Election deals

The complicated deals done between political parties over the allocation of voting preferences before elections is a part of the political process that is lost on most people.

Parties approach such pre-election negotiations with both short and long-term goals in mind.

The nuances are many and the strategies run deep.

However, points of difference established over decades and strengthened by opposing philosophical positions can be forgotten in an instant and swept under the carpet if a brief but ultimately doomed “marriage of convenience” can cause pain to a common foe.

The art of political negotiation is a cheap and dirty game and these “relationships” are designed to be forgotten faster than those on Married at First Sight.

In fact they are only relevant for one day out of 1500 (as elections are only held every four years) and are mutually annulled the morning after. Almost as though they never happened.

And it appears in this month’s looming election the usual negotiations have been fast and furious with almost everyone seeing SA Best as enemy No.1.

The Greens and Labor have done a deal to preference each other ahead of SA Best in most Hills seats effectively making the job of the Liberal Party to hold those electorates much easier. Why would the Labor Party want the Liberals to win seats in a close-run election?
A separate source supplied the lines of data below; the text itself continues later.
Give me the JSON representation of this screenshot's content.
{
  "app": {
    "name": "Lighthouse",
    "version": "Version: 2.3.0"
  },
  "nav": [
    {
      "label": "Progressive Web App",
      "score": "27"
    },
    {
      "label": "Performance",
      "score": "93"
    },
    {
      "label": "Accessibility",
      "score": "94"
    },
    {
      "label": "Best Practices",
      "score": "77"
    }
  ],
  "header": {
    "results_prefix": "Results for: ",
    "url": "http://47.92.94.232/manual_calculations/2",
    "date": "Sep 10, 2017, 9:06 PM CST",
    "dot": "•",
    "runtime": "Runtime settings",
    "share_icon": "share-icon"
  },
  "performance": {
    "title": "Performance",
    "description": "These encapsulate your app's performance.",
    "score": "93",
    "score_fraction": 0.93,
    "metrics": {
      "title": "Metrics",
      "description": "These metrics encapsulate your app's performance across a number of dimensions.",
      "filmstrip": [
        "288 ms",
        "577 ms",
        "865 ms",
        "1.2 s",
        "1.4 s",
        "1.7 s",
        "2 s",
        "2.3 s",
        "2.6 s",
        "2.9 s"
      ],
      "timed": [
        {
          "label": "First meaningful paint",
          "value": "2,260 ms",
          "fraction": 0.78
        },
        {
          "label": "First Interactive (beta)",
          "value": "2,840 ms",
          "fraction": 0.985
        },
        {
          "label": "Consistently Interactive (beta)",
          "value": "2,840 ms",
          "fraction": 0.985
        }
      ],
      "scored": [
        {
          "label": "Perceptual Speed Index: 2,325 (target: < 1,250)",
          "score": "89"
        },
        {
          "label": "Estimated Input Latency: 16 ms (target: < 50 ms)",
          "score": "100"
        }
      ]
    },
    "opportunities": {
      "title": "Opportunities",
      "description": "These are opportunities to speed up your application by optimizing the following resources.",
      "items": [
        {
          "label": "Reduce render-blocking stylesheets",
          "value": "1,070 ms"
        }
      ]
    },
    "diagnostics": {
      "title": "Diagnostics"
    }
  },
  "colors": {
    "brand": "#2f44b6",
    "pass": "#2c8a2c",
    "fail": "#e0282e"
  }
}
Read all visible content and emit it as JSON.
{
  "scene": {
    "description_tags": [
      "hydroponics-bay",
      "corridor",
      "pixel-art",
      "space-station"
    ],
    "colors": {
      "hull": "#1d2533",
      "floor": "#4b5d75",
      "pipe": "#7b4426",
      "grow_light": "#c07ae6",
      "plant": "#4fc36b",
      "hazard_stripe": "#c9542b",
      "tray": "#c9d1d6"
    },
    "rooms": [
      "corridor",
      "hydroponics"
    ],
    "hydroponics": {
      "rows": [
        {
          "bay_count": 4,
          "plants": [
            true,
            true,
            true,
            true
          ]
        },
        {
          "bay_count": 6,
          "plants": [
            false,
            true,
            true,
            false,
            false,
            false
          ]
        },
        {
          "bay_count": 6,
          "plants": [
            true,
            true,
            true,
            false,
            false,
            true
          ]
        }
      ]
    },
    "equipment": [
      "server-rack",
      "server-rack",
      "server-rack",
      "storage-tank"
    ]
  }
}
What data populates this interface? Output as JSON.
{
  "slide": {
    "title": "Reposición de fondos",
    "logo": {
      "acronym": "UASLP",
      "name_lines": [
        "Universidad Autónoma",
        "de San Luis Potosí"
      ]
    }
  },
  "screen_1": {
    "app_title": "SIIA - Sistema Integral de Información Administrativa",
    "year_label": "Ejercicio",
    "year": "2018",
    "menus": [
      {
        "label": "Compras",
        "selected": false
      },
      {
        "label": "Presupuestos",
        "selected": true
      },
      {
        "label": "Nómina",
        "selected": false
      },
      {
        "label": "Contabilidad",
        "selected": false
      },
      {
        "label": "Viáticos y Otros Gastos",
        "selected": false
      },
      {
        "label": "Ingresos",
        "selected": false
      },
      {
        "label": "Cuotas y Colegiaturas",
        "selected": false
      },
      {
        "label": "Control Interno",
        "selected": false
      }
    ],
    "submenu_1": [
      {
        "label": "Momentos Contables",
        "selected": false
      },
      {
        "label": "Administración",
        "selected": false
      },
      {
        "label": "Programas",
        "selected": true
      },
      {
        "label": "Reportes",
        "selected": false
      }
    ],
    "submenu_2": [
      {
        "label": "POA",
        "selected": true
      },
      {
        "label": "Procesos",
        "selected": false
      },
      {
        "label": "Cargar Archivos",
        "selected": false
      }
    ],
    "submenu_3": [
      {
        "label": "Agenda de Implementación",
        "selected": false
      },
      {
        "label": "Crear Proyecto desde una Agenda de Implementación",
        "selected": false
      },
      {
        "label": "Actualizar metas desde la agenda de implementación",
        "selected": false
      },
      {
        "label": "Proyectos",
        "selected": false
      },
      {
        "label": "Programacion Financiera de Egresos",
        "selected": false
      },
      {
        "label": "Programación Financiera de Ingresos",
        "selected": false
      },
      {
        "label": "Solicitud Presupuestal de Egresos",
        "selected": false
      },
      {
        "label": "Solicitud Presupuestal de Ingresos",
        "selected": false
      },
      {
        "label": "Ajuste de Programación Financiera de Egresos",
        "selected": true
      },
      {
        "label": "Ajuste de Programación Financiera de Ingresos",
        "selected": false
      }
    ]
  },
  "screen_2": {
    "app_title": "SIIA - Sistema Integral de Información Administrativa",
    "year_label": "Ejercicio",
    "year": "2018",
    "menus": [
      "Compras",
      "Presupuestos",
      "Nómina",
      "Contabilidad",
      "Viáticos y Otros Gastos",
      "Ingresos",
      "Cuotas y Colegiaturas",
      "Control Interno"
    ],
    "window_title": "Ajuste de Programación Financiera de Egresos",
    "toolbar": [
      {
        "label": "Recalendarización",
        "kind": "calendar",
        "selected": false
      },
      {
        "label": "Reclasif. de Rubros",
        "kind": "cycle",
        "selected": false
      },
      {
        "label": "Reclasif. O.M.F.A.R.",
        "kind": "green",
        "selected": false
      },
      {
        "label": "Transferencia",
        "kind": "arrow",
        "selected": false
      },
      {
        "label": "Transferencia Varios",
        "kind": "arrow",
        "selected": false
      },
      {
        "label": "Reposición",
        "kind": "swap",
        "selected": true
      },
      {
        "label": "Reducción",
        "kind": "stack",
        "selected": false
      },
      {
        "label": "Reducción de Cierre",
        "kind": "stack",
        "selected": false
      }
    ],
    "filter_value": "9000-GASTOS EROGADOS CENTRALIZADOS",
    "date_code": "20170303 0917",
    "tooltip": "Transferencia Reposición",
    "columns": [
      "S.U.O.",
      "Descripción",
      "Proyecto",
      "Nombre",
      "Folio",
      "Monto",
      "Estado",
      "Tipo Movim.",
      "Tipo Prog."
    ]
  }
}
Because the deal making game is played on a much broader playing field than the Hills, and a myriad of other ‘arrangements’ will have been done in other electorates by which the Labor Party is advantaged.

It appears the old duopoly is fighting to see off what it fears is a potential new force in SA politics.

They may be correct about their concern for their own welfare or, alternatively, the SA Best star may fade as quickly and spectacularly as Clive Palmer’s.

But it should be remembered that the preference swapping arrangements are only a guide to voters and, try as political parties might, the power still rests with those poised with their stubby pencils in the wobbly cardboard booths.

Voters do not have to follow how to vote cards. They can think for themselves!

No matter the outcome of March 17, Hills electorates look likely to become more marginal and that has to be a good thing for our rapidly growing region with its new-found ability to inflict political pain and reap the subsequent rewards.

Making the Hills more marginal is a win for everyone.